DATASET ENTRIES Start Marker
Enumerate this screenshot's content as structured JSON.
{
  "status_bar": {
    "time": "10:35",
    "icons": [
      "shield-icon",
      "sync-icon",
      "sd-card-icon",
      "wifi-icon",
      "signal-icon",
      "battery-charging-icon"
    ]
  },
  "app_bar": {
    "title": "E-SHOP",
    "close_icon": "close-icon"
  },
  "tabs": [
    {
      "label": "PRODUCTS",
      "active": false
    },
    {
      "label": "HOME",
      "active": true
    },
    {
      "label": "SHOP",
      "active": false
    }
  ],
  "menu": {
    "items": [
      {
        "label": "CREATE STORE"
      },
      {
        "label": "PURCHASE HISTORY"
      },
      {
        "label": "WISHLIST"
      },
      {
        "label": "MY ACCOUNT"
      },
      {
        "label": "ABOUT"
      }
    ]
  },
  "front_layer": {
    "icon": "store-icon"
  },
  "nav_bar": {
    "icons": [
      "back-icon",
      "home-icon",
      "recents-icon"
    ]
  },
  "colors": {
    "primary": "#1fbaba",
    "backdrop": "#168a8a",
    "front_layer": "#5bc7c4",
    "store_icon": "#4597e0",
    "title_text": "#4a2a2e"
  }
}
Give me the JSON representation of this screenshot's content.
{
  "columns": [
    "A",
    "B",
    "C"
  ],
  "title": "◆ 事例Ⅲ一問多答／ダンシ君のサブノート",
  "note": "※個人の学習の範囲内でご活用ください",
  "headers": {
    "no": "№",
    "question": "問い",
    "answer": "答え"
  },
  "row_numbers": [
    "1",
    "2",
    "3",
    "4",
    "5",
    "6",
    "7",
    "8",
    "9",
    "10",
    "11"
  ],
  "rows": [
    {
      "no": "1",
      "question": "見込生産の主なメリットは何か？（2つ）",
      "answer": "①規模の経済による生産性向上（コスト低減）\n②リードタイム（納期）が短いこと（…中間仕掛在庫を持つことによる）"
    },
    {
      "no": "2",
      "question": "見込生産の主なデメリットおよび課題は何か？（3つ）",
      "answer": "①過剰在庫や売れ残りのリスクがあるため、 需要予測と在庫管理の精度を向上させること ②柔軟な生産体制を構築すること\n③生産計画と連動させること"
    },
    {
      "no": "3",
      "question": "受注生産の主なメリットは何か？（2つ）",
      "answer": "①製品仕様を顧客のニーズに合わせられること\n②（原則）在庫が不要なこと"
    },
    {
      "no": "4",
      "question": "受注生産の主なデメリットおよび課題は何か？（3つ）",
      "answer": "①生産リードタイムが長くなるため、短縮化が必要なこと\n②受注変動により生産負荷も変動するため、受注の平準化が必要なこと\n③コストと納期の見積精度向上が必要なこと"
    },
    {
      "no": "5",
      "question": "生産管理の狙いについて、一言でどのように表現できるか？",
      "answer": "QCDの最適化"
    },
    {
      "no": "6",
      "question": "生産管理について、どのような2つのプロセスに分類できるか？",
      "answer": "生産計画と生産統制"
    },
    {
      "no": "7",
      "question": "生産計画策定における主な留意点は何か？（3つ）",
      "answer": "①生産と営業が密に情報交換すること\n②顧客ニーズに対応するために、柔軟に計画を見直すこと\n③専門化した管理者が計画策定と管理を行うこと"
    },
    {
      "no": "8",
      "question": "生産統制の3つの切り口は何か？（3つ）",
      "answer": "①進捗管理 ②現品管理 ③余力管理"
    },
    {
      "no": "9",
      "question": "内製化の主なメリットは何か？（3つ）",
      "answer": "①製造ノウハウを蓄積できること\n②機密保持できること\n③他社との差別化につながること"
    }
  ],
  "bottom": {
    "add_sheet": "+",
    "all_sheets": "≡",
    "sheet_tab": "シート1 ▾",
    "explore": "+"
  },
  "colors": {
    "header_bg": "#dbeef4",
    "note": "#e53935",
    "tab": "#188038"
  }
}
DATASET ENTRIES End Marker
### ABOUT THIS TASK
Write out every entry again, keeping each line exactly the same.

### RESPONSE FOR THIS EXERCISE
Enumerate this screenshot's content as structured JSON.
{
  "status_bar": {
    "time": "10:35",
    "icons": [
      "shield-icon",
      "sync-icon",
      "sd-card-icon",
      "wifi-icon",
      "signal-icon",
      "battery-charging-icon"
    ]
  },
  "app_bar": {
    "title": "E-SHOP",
    "close_icon": "close-icon"
  },
  "tabs": [
    {
      "label": "PRODUCTS",
      "active": false
    },
    {
      "label": "HOME",
      "active": true
    },
    {
      "label": "SHOP",
      "active": false
    }
  ],
  "menu": {
    "items": [
      {
        "label": "CREATE STORE"
      },
      {
        "label": "PURCHASE HISTORY"
      },
      {
        "label": "WISHLIST"
      },
      {
        "label": "MY ACCOUNT"
      },
      {
        "label": "ABOUT"
      }
    ]
  },
  "front_layer": {
    "icon": "store-icon"
  },
  "nav_bar": {
    "icons": [
      "back-icon",
      "home-icon",
      "recents-icon"
    ]
  },
  "colors": {
    "primary": "#1fbaba",
    "backdrop": "#168a8a",
    "front_layer": "#5bc7c4",
    "store_icon": "#4597e0",
    "title_text": "#4a2a2e"
  }
}
Give me the JSON representation of this screenshot's content.
{
  "columns": [
    "A",
    "B",
    "C"
  ],
  "title": "◆ 事例Ⅲ一問多答／ダンシ君のサブノート",
  "note": "※個人の学習の範囲内でご活用ください",
  "headers": {
    "no": "№",
    "question": "問い",
    "answer": "答え"
  },
  "row_numbers": [
    "1",
    "2",
    "3",
    "4",
    "5",
    "6",
    "7",
    "8",
    "9",
    "10",
    "11"
  ],
  "rows": [
    {
      "no": "1",
      "question": "見込生産の主なメリットは何か？（2つ）",
      "answer": "①規模の経済による生産性向上（コスト低減）\n②リードタイム（納期）が短いこと（…中間仕掛在庫を持つことによる）"
    },
    {
      "no": "2",
      "question": "見込生産の主なデメリットおよび課題は何か？（3つ）",
      "answer": "①過剰在庫や売れ残りのリスクがあるため、 需要予測と在庫管理の精度を向上させること ②柔軟な生産体制を構築すること\n③生産計画と連動させること"
    },
    {
      "no": "3",
      "question": "受注生産の主なメリットは何か？（2つ）",
      "answer": "①製品仕様を顧客のニーズに合わせられること\n②（原則）在庫が不要なこと"
    },
    {
      "no": "4",
      "question": "受注生産の主なデメリットおよび課題は何か？（3つ）",
      "answer": "①生産リードタイムが長くなるため、短縮化が必要なこと\n②受注変動により生産負荷も変動するため、受注の平準化が必要なこと\n③コストと納期の見積精度向上が必要なこと"
    },
    {
      "no": "5",
      "question": "生産管理の狙いについて、一言でどのように表現できるか？",
      "answer": "QCDの最適化"
    },
    {
      "no": "6",
      "question": "生産管理について、どのような2つのプロセスに分類できるか？",
      "answer": "生産計画と生産統制"
    },
    {
      "no": "7",
      "question": "生産計画策定における主な留意点は何か？（3つ）",
      "answer": "①生産と営業が密に情報交換すること\n②顧客ニーズに対応するために、柔軟に計画を見直すこと\n③専門化した管理者が計画策定と管理を行うこと"
    },
    {
      "no": "8",
      "question": "生産統制の3つの切り口は何か？（3つ）",
      "answer": "①進捗管理 ②現品管理 ③余力管理"
    },
    {
      "no": "9",
      "question": "内製化の主なメリットは何か？（3つ）",
      "answer": "①製造ノウハウを蓄積できること\n②機密保持できること\n③他社との差別化につながること"
    }
  ],
  "bottom": {
    "add_sheet": "+",
    "all_sheets": "≡",
    "sheet_tab": "シート1 ▾",
    "explore": "+"
  },
  "colors": {
    "header_bg": "#dbeef4",
    "note": "#e53935",
    "tab": "#188038"
  }
}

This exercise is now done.